Malaysia is part of the global trend toward the internationalization of higher education, with a number of prestigious foreign universities having set up branch campuses here. Why have they chosen Malaysia?
In order to set up campuses you need lecturers, which requires the level of local talent that we are capable of providing. They also need students who are willing to pay, and we have that here as well. Students come in from China, India, and Indonesia, and the economic growth rate here of 5-6% is strong. We are promoting ourselves as an educational hub for the region; this is an appealing proposition for both students and staff, and we also enjoy solid government support. Our national bank (Bank Negara Malaysia), in collaboration with the MIT Sloan School of Management will be starting the Asian School of Business this fall, and we also have many schools in the private sector that are witnessing growing.
What role do exchange programs play in fostering bilateral relations between Malaysia and other countries?
Exchange programs are extremely important. We have students who come here from all over the world, including about 150 from the New Zealand and Australia, and we hope to see even more. We welcome students who attend summer study courses first as a tester for more lengthy study. Students from Mexico also come here, and we hope to attract more students from European countries. We have many students coming in from Australia in a reciprocity program we are keen to advance. Currently, there are about 104,000 international students studying in Malaysia. Out of this amount, 29,000 are pursuing postgraduate studies. This is encouraging as it shows that we have quality offerings and that international students, many of whom are sponsored, see Malaysia as a choice destination for advanced levels of higher education.
What can be done to promote the subjects of Science, Technology, Engineering, and Mathematics (STEM)?

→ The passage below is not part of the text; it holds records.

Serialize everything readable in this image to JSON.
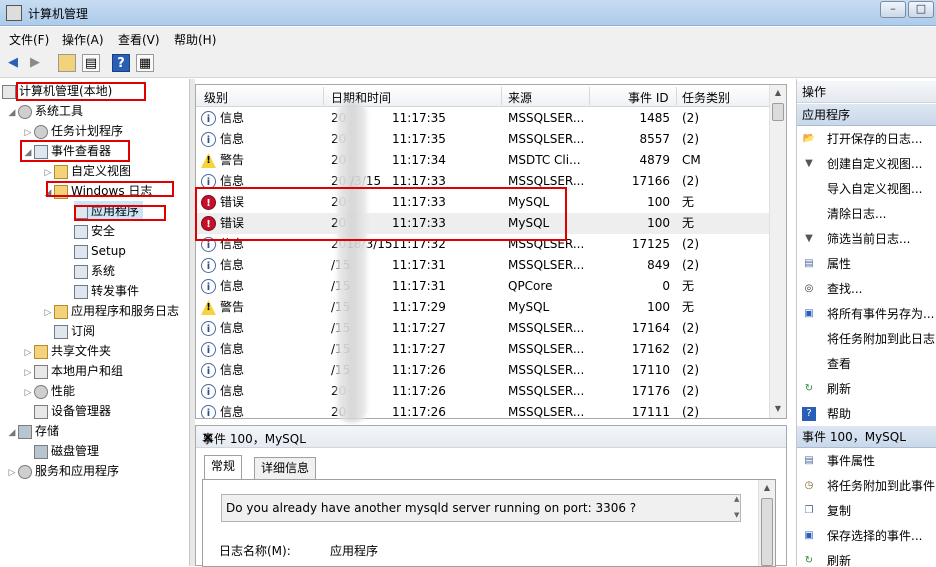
{
  "window": {
    "title": "计算机管理"
  },
  "menu": [
    "文件(F)",
    "操作(A)",
    "查看(V)",
    "帮助(H)"
  ],
  "tree": [
    {
      "label": "计算机管理(本地)",
      "level": 0,
      "arrow": "",
      "icon": "computer-icon"
    },
    {
      "label": "系统工具",
      "level": 1,
      "arrow": "◢",
      "icon": "tools-icon"
    },
    {
      "label": "任务计划程序",
      "level": 2,
      "arrow": "▷",
      "icon": "clock-icon"
    },
    {
      "label": "事件查看器",
      "level": 1,
      "arrow": "◢",
      "icon": "event-viewer-icon"
    },
    {
      "label": "自定义视图",
      "level": 2,
      "arrow": "▷",
      "icon": "folder-icon"
    },
    {
      "label": "Windows 日志",
      "level": 2,
      "arrow": "◢",
      "icon": "folder-icon"
    },
    {
      "label": "应用程序",
      "level": 3,
      "arrow": "",
      "icon": "log-icon"
    },
    {
      "label": "安全",
      "level": 3,
      "arrow": "",
      "icon": "log-icon"
    },
    {
      "label": "Setup",
      "level": 3,
      "arrow": "",
      "icon": "log-icon"
    },
    {
      "label": "系统",
      "level": 3,
      "arrow": "",
      "icon": "log-icon"
    },
    {
      "label": "转发事件",
      "level": 3,
      "arrow": "",
      "icon": "log-icon"
    },
    {
      "label": "应用程序和服务日志",
      "level": 2,
      "arrow": "▷",
      "icon": "folder-icon"
    },
    {
      "label": "订阅",
      "level": 2,
      "arrow": "",
      "icon": "subscription-icon"
    },
    {
      "label": "共享文件夹",
      "level": 1,
      "arrow": "▷",
      "icon": "shared-folder-icon"
    },
    {
      "label": "本地用户和组",
      "level": 1,
      "arrow": "▷",
      "icon": "users-icon"
    },
    {
      "label": "性能",
      "level": 1,
      "arrow": "▷",
      "icon": "performance-icon"
    },
    {
      "label": "设备管理器",
      "level": 1,
      "arrow": "",
      "icon": "device-manager-icon"
    },
    {
      "label": "存储",
      "level": 0,
      "arrow": "◢",
      "icon": "storage-icon"
    },
    {
      "label": "磁盘管理",
      "level": 1,
      "arrow": "",
      "icon": "disk-icon"
    },
    {
      "label": "服务和应用程序",
      "level": 0,
      "arrow": "▷",
      "icon": "services-icon"
    }
  ],
  "columns": {
    "level": "级别",
    "date": "日期和时间",
    "source": "来源",
    "event_id": "事件 ID",
    "task": "任务类别"
  },
  "events": [
    {
      "type": "info",
      "level": "信息",
      "date": "20",
      "time": "11:17:35",
      "source": "MSSQLSER...",
      "id": "1485",
      "task": "(2)"
    },
    {
      "type": "info",
      "level": "信息",
      "date": "20",
      "time": "11:17:35",
      "source": "MSSQLSER...",
      "id": "8557",
      "task": "(2)"
    },
    {
      "type": "warn",
      "level": "警告",
      "date": "20",
      "time": "11:17:34",
      "source": "MSDTC Cli...",
      "id": "4879",
      "task": "CM"
    },
    {
      "type": "info",
      "level": "信息",
      "date": "20 /3/15",
      "time": "11:17:33",
      "source": "MSSQLSER...",
      "id": "17166",
      "task": "(2)"
    },
    {
      "type": "error",
      "level": "错误",
      "date": "20",
      "time": "11:17:33",
      "source": "MySQL",
      "id": "100",
      "task": "无"
    },
    {
      "type": "error",
      "level": "错误",
      "date": "20",
      "time": "11:17:33",
      "source": "MySQL",
      "id": "100",
      "task": "无"
    },
    {
      "type": "info",
      "level": "信息",
      "date": "2018/3/15",
      "time": "11:17:32",
      "source": "MSSQLSER...",
      "id": "17125",
      "task": "(2)"
    },
    {
      "type": "info",
      "level": "信息",
      "date": "/15",
      "time": "11:17:31",
      "source": "MSSQLSER...",
      "id": "849",
      "task": "(2)"
    },
    {
      "type": "info",
      "level": "信息",
      "date": "/15",
      "time": "11:17:31",
      "source": "QPCore",
      "id": "0",
      "task": "无"
    },
    {
      "type": "warn",
      "level": "警告",
      "date": "/15",
      "time": "11:17:29",
      "source": "MySQL",
      "id": "100",
      "task": "无"
    },
    {
      "type": "info",
      "level": "信息",
      "date": "/15",
      "time": "11:17:27",
      "source": "MSSQLSER...",
      "id": "17164",
      "task": "(2)"
    },
    {
      "type": "info",
      "level": "信息",
      "date": "/15",
      "time": "11:17:27",
      "source": "MSSQLSER...",
      "id": "17162",
      "task": "(2)"
    },
    {
      "type": "info",
      "level": "信息",
      "date": "/15",
      "time": "11:17:26",
      "source": "MSSQLSER...",
      "id": "17110",
      "task": "(2)"
    },
    {
      "type": "info",
      "level": "信息",
      "date": "20",
      "time": "11:17:26",
      "source": "MSSQLSER...",
      "id": "17176",
      "task": "(2)"
    },
    {
      "type": "info",
      "level": "信息",
      "date": "20",
      "time": "11:17:26",
      "source": "MSSQLSER...",
      "id": "17111",
      "task": "(2)"
    }
  ],
  "detail": {
    "title": "事件 100，MySQL",
    "close": "×",
    "tabs": [
      "常规",
      "详细信息"
    ],
    "message": "Do you already have another mysqld server running on port: 3306 ?",
    "log_name_label": "日志名称(M):",
    "log_name_value": "应用程序"
  },
  "actions": {
    "header": "操作",
    "section1": "应用程序",
    "items1": [
      {
        "label": "打开保存的日志...",
        "icon": "open-folder-icon"
      },
      {
        "label": "创建自定义视图...",
        "icon": "filter-icon"
      },
      {
        "label": "导入自定义视图...",
        "icon": ""
      },
      {
        "label": "清除日志...",
        "icon": ""
      },
      {
        "label": "筛选当前日志...",
        "icon": "filter-icon"
      },
      {
        "label": "属性",
        "icon": "properties-icon"
      },
      {
        "label": "查找...",
        "icon": "binoculars-icon"
      },
      {
        "label": "将所有事件另存为...",
        "icon": "save-icon"
      },
      {
        "label": "将任务附加到此日志...",
        "icon": ""
      },
      {
        "label": "查看",
        "icon": ""
      },
      {
        "label": "刷新",
        "icon": "refresh-icon"
      },
      {
        "label": "帮助",
        "icon": "help-icon"
      }
    ],
    "section2": "事件 100，MySQL",
    "items2": [
      {
        "label": "事件属性",
        "icon": "properties-icon"
      },
      {
        "label": "将任务附加到此事件...",
        "icon": "task-icon"
      },
      {
        "label": "复制",
        "icon": "copy-icon"
      },
      {
        "label": "保存选择的事件...",
        "icon": "save-icon"
      },
      {
        "label": "刷新",
        "icon": "refresh-icon"
      }
    ]
  }
}
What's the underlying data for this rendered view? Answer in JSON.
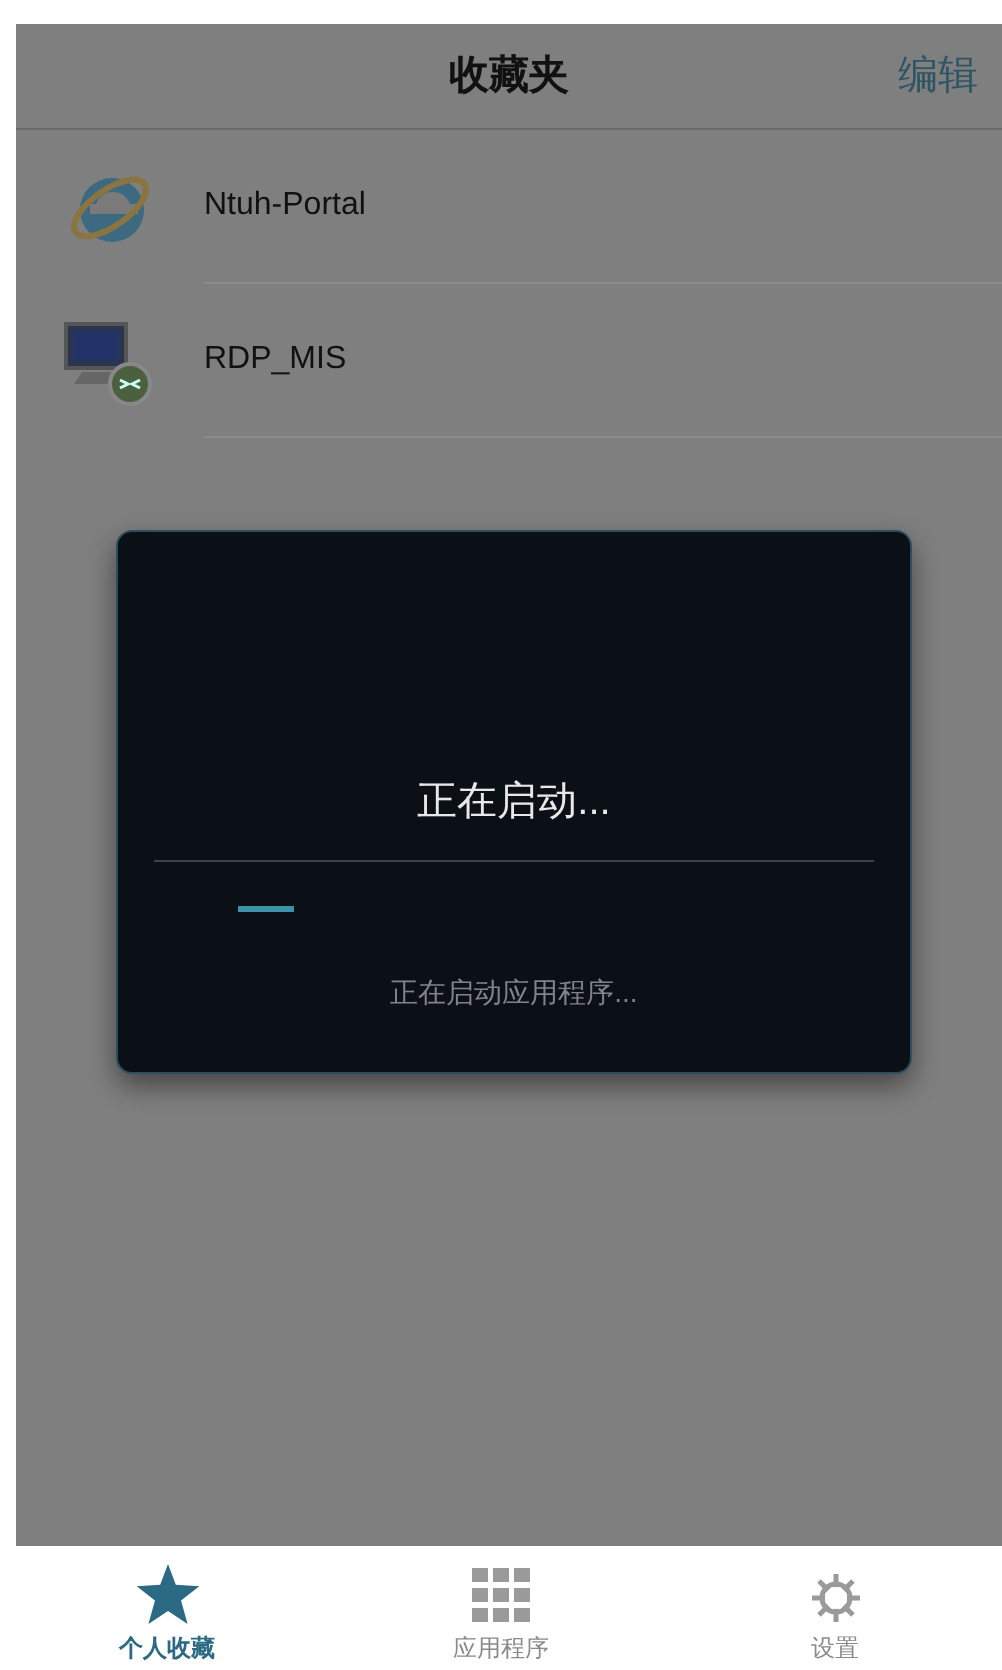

Science has to be encouraged at the high school level in order to promote learning in college and university. STEM promotion will help advance industries and research to where they need to be. Right now, we have a 40:60 ratio between science and the liberal arts, and we want to shift the balance further toward the sciences. Here the sciences are not a male-dominated subject, and we have an overall female ratio of around 70% at universities. At the Ministry, our Director General is a woman, and has two deputies who are both women. And there are many other women in the field as well. It is not as easy for women to achieve leadership positions, but it does start with education and we proud to have capable leaders at the forefront of the Ministry who are amazing women in their own right.
What will your priorities be over the next 10 years?
Ensuring that we realize the goals of our Higher Education Blueprint 2015-25 through the 10 shifts identified will be where most of focus lies over the next 10 years. Right now our main focus is on producing holistic, entrepreneurial, and balanced graduates. Ultimately, what we do are for the students and they are our top priority. We deliver this through the integrated CGPA or iCGPA, a concept that we have been developing for the past six years, and which our professors have been testing out. In four to five years, the program should be fully integrated. Another area of focus is making sure that we have industries on campus. We want industries on campus to start teaching our students, and we want 30% of our lecturers to be people from outside. Our CEO Faculty Program works to make classes more relevant, and this is an initiative which we have in our Higher Education Blueprint.